“My parents hate each other, but don’t listen to me,” Chantal says with a grin. “Honestly, we just need more participants.”
I don’t believe her as I take in the line of guys and girls waltzing into the library, most of them dressed for going to the club…
Screw it. I have been lonely.
Monday night, I consumed a pint of ice cream as I re-watched Shaun of the Dead. On Tuesday, I outlined a fluff story called “How To Suck at Paintball But Win”—kind of on the nose, but I’ll fix it later.
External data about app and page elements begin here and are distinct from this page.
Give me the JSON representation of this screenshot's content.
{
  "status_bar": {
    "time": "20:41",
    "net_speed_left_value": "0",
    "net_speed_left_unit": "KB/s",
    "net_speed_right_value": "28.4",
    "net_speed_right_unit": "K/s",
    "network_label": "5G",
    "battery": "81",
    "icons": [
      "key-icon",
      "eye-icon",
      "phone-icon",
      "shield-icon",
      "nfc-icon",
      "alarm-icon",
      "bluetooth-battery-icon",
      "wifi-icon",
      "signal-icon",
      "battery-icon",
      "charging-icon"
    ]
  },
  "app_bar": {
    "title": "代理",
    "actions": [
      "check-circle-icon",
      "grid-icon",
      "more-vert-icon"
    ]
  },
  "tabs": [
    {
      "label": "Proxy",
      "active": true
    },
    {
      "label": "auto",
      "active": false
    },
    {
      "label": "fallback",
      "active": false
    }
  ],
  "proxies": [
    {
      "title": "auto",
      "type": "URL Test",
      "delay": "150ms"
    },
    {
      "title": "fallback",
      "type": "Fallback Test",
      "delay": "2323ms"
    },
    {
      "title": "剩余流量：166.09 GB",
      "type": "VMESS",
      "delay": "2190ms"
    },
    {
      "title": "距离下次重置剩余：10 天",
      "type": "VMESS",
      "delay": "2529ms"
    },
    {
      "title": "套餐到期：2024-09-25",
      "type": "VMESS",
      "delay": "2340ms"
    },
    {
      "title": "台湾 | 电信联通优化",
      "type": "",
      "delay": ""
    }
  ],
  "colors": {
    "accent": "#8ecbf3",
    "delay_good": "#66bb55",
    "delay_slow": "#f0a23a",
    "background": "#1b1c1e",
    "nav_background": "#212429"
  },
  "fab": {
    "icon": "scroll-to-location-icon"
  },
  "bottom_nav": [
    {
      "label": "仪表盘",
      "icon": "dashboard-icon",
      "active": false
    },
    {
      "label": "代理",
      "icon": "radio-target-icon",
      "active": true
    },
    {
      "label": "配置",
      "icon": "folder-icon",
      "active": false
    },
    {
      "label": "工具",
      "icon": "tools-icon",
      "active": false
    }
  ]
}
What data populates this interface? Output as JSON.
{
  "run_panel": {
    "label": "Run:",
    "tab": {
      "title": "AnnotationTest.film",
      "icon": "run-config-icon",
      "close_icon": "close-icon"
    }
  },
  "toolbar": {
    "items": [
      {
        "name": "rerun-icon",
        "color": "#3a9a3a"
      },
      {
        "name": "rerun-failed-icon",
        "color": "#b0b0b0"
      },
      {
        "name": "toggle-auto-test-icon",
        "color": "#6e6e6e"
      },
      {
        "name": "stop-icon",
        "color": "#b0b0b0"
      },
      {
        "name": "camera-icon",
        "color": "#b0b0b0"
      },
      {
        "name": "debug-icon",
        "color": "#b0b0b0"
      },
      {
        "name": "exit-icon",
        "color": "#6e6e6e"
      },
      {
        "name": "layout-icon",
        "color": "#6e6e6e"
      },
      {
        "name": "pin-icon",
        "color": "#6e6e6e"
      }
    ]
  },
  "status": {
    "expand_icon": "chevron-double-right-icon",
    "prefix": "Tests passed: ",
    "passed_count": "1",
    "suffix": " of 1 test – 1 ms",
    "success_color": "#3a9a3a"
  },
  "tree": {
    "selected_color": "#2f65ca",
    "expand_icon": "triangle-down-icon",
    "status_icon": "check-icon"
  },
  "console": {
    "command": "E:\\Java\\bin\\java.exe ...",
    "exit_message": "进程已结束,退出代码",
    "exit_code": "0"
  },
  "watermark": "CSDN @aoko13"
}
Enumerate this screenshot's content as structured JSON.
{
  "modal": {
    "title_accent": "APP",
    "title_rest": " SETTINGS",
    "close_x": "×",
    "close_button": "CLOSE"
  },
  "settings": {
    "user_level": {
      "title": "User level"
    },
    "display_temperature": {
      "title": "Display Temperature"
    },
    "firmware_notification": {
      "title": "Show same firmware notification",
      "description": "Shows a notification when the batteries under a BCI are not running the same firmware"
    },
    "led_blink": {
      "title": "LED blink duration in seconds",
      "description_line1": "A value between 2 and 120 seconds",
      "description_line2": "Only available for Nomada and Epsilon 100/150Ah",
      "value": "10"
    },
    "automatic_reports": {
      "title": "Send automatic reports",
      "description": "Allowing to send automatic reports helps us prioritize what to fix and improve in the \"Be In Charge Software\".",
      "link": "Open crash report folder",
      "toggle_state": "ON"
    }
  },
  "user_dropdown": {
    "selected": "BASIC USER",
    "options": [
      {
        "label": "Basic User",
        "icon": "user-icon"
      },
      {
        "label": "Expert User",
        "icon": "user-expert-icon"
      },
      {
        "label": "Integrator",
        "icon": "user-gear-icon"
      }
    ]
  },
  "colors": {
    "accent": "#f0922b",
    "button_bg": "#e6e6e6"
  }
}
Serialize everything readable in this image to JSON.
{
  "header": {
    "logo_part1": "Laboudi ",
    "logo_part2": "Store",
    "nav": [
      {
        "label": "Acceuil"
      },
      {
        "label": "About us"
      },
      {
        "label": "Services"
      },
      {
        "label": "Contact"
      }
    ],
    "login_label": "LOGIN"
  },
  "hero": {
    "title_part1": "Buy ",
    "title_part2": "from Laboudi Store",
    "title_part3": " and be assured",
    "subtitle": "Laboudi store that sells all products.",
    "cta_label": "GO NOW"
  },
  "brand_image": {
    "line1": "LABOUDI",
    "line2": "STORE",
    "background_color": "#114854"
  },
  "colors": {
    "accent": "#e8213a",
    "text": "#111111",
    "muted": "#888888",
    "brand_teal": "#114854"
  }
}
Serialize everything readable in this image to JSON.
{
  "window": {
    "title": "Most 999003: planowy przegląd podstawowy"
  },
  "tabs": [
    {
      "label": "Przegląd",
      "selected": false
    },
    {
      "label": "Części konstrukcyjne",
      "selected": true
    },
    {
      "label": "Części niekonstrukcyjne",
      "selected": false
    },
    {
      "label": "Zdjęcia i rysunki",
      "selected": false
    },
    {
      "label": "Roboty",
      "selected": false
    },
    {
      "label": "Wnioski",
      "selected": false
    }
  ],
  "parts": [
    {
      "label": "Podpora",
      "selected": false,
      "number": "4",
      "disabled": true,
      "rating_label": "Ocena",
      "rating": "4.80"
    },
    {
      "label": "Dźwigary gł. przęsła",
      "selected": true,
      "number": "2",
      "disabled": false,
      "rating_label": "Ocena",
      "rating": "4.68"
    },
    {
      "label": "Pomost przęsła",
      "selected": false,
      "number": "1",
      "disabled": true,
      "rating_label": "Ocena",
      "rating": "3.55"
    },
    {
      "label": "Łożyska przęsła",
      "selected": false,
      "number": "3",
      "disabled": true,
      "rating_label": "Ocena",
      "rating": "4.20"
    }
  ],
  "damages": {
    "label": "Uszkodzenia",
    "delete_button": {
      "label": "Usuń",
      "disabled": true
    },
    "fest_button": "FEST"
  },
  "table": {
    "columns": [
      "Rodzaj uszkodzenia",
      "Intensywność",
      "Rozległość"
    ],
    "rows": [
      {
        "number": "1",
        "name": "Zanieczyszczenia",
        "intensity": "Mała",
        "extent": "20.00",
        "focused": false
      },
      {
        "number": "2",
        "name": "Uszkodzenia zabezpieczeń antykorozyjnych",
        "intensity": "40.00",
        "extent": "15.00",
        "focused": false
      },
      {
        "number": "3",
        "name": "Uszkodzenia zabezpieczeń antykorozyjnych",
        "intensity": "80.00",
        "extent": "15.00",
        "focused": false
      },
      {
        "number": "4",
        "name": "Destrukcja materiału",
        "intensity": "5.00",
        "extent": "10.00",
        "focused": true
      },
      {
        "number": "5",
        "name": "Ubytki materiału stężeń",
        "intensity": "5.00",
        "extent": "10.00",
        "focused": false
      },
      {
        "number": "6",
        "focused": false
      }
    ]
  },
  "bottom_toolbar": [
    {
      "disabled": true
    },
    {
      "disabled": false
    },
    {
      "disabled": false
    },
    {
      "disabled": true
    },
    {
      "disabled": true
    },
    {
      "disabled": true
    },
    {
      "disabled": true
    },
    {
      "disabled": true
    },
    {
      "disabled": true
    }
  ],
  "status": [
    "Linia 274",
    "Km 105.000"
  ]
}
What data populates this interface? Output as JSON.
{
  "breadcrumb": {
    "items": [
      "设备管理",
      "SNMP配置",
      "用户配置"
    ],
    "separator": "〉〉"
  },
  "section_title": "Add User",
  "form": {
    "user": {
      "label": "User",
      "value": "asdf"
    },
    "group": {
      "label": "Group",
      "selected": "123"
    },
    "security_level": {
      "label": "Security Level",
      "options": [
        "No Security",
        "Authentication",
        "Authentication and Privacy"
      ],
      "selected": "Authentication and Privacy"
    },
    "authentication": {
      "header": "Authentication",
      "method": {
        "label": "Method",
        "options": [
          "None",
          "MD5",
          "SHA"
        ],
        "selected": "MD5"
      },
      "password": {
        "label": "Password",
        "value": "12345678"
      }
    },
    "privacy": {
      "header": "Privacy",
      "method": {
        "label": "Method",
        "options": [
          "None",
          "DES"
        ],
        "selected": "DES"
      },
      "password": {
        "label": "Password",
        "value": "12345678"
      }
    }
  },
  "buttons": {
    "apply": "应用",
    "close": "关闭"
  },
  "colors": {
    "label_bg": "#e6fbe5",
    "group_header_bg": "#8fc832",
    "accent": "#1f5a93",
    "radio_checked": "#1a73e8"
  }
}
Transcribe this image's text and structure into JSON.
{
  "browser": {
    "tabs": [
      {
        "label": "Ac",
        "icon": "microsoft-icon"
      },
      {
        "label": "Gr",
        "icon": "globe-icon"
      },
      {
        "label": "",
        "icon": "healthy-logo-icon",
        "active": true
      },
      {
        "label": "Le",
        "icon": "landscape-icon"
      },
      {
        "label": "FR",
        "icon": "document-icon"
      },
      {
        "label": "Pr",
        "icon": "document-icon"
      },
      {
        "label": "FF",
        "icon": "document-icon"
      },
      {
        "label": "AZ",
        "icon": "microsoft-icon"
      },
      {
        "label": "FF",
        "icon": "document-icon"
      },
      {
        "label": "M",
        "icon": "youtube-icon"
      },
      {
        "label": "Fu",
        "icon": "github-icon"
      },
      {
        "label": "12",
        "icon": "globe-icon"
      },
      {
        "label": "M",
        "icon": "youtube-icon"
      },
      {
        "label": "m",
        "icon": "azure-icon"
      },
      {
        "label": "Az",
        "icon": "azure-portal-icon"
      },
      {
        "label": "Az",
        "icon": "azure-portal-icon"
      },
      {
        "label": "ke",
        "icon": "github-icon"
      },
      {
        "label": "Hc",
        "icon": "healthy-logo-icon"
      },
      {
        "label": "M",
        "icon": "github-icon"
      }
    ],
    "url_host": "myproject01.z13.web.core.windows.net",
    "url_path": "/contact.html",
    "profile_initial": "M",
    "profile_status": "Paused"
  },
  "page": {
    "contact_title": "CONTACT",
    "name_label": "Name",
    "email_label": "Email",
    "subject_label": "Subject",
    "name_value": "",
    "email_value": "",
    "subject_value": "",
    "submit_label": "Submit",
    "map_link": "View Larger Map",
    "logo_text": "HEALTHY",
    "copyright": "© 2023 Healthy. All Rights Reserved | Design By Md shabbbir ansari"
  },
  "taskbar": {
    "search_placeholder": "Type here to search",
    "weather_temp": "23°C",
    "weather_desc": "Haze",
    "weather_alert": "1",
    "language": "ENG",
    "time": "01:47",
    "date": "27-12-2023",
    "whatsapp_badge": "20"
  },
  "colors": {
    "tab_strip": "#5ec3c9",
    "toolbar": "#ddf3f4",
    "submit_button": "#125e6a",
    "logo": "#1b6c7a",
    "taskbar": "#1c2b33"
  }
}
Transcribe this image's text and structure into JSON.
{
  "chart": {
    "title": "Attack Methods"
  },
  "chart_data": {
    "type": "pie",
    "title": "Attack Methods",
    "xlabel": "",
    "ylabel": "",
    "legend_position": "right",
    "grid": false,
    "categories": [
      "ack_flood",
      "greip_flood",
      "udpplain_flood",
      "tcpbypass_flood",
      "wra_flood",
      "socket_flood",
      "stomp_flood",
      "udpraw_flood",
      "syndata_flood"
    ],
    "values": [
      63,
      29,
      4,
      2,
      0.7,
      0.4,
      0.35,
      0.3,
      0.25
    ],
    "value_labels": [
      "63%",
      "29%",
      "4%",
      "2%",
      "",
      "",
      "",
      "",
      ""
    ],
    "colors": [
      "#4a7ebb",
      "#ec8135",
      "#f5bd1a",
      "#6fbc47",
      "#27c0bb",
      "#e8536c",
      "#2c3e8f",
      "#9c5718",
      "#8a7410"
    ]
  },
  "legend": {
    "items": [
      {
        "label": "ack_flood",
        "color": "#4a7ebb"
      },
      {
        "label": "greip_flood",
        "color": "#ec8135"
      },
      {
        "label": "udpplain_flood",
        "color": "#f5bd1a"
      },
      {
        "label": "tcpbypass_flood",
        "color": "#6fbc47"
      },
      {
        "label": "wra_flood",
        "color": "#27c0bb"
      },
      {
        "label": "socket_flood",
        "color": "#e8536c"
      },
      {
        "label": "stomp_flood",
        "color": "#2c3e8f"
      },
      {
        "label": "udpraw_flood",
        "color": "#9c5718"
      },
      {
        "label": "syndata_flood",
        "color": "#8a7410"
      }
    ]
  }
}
Then earlier today, I almost texted him when I thought I saw him inside the student center.
“Let’s rock this,” I grouse.
The young girl at the entrance to the main lobby glances up at the officers on either side of me. She almost does a curtsey. Ah, I recall those days of pledging.
“We’ve brought fresh meat,” Chantal says to the pledge.
The girl at the podium takes my name, cell number, and email then passes me a piece of paper that resembles some kind of scorecard and tips on dating.
“Ticket, please, or if you don’t have one, it’s a hundred dollars,” the pledge says.
I gasp, nearly running out the door.
“No need for that. She’s a sister,” Chantal pronounces, as if I’m the queen of England.
The girl smiles at me brightly. “Welcome! Please proceed upstairs to Room 100. They’ll make announcements there and explain the rules.”
Bambi pats me. “When you frown, it makes lines on your forehead.”
I give her my fake smile.
“Creepy. And don’t squint. Try again.”
“We can’t all look like Mila Kunis—”
“Funny,” she says as we walk up the stairs and enter the spacious room, taking seats in the back.
“One of the Kappa guys is explaining how it works,” Chantal murmurs. “You made us late.”
“I didn’t intend to come!” I whisper ferociously. “Where’s Ashley?”
“Oh, she’s behind the scenes getting everything organized,” Bambi says.
The guy on stage is dressed in slacks and a lavender Ralph Lauren shirt. He says his name is Kevin and goes into a spiel about how their fraternity has partnered with the Thetas to benefit the Magnolia Women’s Shelter, giving details about the importance of the facility and the cost of maintenance. I listen while scanning the crowd. There are about twenty-five girls, none of them familiar. The guys must be in a separate room.
“…women will be assigned small rooms, one of the study carrels, on the third floor. If you’ve never been to the top floor, just take the stairs right outside the door here. The men will rotate rooms. You’ll have seven minutes to get to know each other—seven minutes in heaven, I like to say. Heh.” Kevin smirks. “After that, a buzzer will sound and the men will move to the next room.”